Below are the records; give the number of their lines that contain the word "title" and nothing more.
[Given information Boundary: Start]
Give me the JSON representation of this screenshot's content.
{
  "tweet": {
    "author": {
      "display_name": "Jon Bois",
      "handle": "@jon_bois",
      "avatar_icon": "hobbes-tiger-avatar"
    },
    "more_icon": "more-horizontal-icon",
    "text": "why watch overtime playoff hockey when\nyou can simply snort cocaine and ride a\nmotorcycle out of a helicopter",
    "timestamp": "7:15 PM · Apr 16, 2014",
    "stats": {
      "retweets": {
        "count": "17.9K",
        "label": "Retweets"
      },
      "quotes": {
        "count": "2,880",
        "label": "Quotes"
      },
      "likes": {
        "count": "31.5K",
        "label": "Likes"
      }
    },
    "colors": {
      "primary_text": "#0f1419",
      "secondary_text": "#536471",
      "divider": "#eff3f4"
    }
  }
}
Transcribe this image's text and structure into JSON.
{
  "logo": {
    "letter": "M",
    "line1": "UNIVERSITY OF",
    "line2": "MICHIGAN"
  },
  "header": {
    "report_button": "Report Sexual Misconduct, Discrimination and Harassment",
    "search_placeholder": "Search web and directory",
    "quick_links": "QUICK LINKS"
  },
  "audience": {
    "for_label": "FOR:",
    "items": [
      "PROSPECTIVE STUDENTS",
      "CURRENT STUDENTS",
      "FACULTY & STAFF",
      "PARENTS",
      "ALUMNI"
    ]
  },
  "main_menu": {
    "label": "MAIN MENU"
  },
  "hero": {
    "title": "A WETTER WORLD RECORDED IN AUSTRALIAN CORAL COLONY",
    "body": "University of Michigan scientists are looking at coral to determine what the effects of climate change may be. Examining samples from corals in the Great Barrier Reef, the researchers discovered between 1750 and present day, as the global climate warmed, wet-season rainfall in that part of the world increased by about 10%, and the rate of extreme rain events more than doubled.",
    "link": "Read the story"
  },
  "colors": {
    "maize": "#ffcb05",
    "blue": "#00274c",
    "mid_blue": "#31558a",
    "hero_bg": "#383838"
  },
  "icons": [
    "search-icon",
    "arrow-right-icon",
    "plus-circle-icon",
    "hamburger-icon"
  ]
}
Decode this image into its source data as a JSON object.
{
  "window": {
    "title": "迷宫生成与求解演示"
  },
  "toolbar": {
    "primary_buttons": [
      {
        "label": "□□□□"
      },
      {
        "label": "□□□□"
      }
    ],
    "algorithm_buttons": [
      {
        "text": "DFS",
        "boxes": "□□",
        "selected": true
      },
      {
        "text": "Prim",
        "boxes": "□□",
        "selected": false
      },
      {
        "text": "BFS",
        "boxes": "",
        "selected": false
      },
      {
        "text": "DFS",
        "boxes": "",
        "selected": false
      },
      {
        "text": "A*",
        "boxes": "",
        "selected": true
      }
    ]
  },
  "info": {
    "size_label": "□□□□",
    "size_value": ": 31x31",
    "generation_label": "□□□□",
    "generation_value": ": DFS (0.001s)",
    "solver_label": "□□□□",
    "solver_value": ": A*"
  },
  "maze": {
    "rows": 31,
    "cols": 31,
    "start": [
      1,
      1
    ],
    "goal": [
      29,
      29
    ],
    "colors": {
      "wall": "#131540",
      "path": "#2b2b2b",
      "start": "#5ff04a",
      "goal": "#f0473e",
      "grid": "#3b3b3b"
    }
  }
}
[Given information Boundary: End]
» **The answer**: 2